Exercise objective: Please reproduce the full set of data below exactly.

Dataset:
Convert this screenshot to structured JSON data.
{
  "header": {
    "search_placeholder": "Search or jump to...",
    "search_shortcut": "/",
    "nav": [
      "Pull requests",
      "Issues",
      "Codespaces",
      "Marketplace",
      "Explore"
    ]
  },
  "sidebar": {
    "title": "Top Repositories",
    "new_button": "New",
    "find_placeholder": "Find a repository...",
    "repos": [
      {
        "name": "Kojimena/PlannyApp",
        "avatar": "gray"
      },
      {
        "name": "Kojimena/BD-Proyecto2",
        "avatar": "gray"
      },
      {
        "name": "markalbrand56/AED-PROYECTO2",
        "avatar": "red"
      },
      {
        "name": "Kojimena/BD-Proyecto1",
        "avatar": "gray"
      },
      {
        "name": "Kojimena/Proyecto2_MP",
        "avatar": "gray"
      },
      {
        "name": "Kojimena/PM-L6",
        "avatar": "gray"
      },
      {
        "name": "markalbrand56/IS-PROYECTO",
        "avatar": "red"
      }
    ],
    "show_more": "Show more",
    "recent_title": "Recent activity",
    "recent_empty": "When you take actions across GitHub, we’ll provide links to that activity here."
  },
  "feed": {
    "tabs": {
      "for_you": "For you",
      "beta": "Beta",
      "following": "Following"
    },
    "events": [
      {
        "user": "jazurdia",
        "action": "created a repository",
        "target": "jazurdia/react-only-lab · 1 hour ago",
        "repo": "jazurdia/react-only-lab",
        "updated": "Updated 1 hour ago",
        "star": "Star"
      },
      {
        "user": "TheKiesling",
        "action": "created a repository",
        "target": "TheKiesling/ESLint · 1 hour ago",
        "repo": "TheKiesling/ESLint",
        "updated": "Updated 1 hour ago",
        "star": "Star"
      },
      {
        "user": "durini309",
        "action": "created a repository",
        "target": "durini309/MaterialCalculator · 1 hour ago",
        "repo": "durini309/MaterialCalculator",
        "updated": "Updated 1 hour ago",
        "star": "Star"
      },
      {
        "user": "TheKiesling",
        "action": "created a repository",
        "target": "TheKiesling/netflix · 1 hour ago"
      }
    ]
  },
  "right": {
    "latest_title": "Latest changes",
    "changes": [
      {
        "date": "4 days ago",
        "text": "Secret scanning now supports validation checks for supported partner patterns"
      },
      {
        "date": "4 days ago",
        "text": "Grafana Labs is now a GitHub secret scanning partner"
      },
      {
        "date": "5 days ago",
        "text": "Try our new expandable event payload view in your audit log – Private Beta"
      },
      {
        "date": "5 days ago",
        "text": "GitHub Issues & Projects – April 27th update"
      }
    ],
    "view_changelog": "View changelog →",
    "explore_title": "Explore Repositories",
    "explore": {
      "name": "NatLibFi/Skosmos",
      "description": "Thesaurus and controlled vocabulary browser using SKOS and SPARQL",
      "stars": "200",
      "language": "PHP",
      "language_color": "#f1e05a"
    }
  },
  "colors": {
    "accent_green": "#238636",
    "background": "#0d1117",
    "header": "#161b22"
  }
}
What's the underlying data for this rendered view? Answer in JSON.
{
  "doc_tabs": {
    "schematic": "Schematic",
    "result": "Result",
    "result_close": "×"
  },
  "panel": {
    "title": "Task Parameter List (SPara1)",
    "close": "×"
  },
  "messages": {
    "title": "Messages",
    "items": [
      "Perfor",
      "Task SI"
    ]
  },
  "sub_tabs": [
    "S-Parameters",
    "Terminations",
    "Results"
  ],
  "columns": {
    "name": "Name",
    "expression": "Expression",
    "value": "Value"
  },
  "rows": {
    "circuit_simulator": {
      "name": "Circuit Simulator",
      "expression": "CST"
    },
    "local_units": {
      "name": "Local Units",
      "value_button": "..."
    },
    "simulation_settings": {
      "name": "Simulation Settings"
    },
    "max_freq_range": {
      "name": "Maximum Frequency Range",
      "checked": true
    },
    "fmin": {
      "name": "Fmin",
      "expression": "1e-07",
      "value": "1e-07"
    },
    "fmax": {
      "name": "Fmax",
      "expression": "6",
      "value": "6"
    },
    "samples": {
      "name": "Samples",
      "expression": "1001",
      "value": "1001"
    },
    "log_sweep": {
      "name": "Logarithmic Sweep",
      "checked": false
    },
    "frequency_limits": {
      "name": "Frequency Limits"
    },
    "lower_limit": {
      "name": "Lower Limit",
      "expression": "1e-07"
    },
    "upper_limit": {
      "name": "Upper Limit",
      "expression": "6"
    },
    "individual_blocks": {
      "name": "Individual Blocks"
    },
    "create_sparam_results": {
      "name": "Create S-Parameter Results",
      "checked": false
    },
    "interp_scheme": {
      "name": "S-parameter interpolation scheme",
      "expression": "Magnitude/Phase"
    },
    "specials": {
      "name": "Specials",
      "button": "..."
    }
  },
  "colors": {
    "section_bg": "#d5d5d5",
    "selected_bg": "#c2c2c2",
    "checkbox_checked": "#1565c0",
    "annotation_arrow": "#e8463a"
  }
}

Your response:
Convert this screenshot to structured JSON data.
{
  "header": {
    "search_placeholder": "Search or jump to...",
    "search_shortcut": "/",
    "nav": [
      "Pull requests",
      "Issues",
      "Codespaces",
      "Marketplace",
      "Explore"
    ]
  },
  "sidebar": {
    "title": "Top Repositories",
    "new_button": "New",
    "find_placeholder": "Find a repository...",
    "repos": [
      {
        "name": "Kojimena/PlannyApp",
        "avatar": "gray"
      },
      {
        "name": "Kojimena/BD-Proyecto2",
        "avatar": "gray"
      },
      {
        "name": "markalbrand56/AED-PROYECTO2",
        "avatar": "red"
      },
      {
        "name": "Kojimena/BD-Proyecto1",
        "avatar": "gray"
      },
      {
        "name": "Kojimena/Proyecto2_MP",
        "avatar": "gray"
      },
      {
        "name": "Kojimena/PM-L6",
        "avatar": "gray"
      },
      {
        "name": "markalbrand56/IS-PROYECTO",
        "avatar": "red"
      }
    ],
    "show_more": "Show more",
    "recent_title": "Recent activity",
    "recent_empty": "When you take actions across GitHub, we’ll provide links to that activity here."
  },
  "feed": {
    "tabs": {
      "for_you": "For you",
      "beta": "Beta",
      "following": "Following"
    },
    "events": [
      {
        "user": "jazurdia",
        "action": "created a repository",
        "target": "jazurdia/react-only-lab · 1 hour ago",
        "repo": "jazurdia/react-only-lab",
        "updated": "Updated 1 hour ago",
        "star": "Star"
      },
      {
        "user": "TheKiesling",
        "action": "created a repository",
        "target": "TheKiesling/ESLint · 1 hour ago",
        "repo": "TheKiesling/ESLint",
        "updated": "Updated 1 hour ago",
        "star": "Star"
      },
      {
        "user": "durini309",
        "action": "created a repository",
        "target": "durini309/MaterialCalculator · 1 hour ago",
        "repo": "durini309/MaterialCalculator",
        "updated": "Updated 1 hour ago",
        "star": "Star"
      },
      {
        "user": "TheKiesling",
        "action": "created a repository",
        "target": "TheKiesling/netflix · 1 hour ago"
      }
    ]
  },
  "right": {
    "latest_title": "Latest changes",
    "changes": [
      {
        "date": "4 days ago",
        "text": "Secret scanning now supports validation checks for supported partner patterns"
      },
      {
        "date": "4 days ago",
        "text": "Grafana Labs is now a GitHub secret scanning partner"
      },
      {
        "date": "5 days ago",
        "text": "Try our new expandable event payload view in your audit log – Private Beta"
      },
      {
        "date": "5 days ago",
        "text": "GitHub Issues & Projects – April 27th update"
      }
    ],
    "view_changelog": "View changelog →",
    "explore_title": "Explore Repositories",
    "explore": {
      "name": "NatLibFi/Skosmos",
      "description": "Thesaurus and controlled vocabulary browser using SKOS and SPARQL",
      "stars": "200",
      "language": "PHP",
      "language_color": "#f1e05a"
    }
  },
  "colors": {
    "accent_green": "#238636",
    "background": "#0d1117",
    "header": "#161b22"
  }
}
What's the underlying data for this rendered view? Answer in JSON.
{
  "doc_tabs": {
    "schematic": "Schematic",
    "result": "Result",
    "result_close": "×"
  },
  "panel": {
    "title": "Task Parameter List (SPara1)",
    "close": "×"
  },
  "messages": {
    "title": "Messages",
    "items": [
      "Perfor",
      "Task SI"
    ]
  },
  "sub_tabs": [
    "S-Parameters",
    "Terminations",
    "Results"
  ],
  "columns": {
    "name": "Name",
    "expression": "Expression",
    "value": "Value"
  },
  "rows": {
    "circuit_simulator": {
      "name": "Circuit Simulator",
      "expression": "CST"
    },
    "local_units": {
      "name": "Local Units",
      "value_button": "..."
    },
    "simulation_settings": {
      "name": "Simulation Settings"
    },
    "max_freq_range": {
      "name": "Maximum Frequency Range",
      "checked": true
    },
    "fmin": {
      "name": "Fmin",
      "expression": "1e-07",
      "value": "1e-07"
    },
    "fmax": {
      "name": "Fmax",
      "expression": "6",
      "value": "6"
    },
    "samples": {
      "name": "Samples",
      "expression": "1001",
      "value": "1001"
    },
    "log_sweep": {
      "name": "Logarithmic Sweep",
      "checked": false
    },
    "frequency_limits": {
      "name": "Frequency Limits"
    },
    "lower_limit": {
      "name": "Lower Limit",
      "expression": "1e-07"
    },
    "upper_limit": {
      "name": "Upper Limit",
      "expression": "6"
    },
    "individual_blocks": {
      "name": "Individual Blocks"
    },
    "create_sparam_results": {
      "name": "Create S-Parameter Results",
      "checked": false
    },
    "interp_scheme": {
      "name": "S-parameter interpolation scheme",
      "expression": "Magnitude/Phase"
    },
    "specials": {
      "name": "Specials",
      "button": "..."
    }
  },
  "colors": {
    "section_bg": "#d5d5d5",
    "selected_bg": "#c2c2c2",
    "checkbox_checked": "#1565c0",
    "annotation_arrow": "#e8463a"
  }
}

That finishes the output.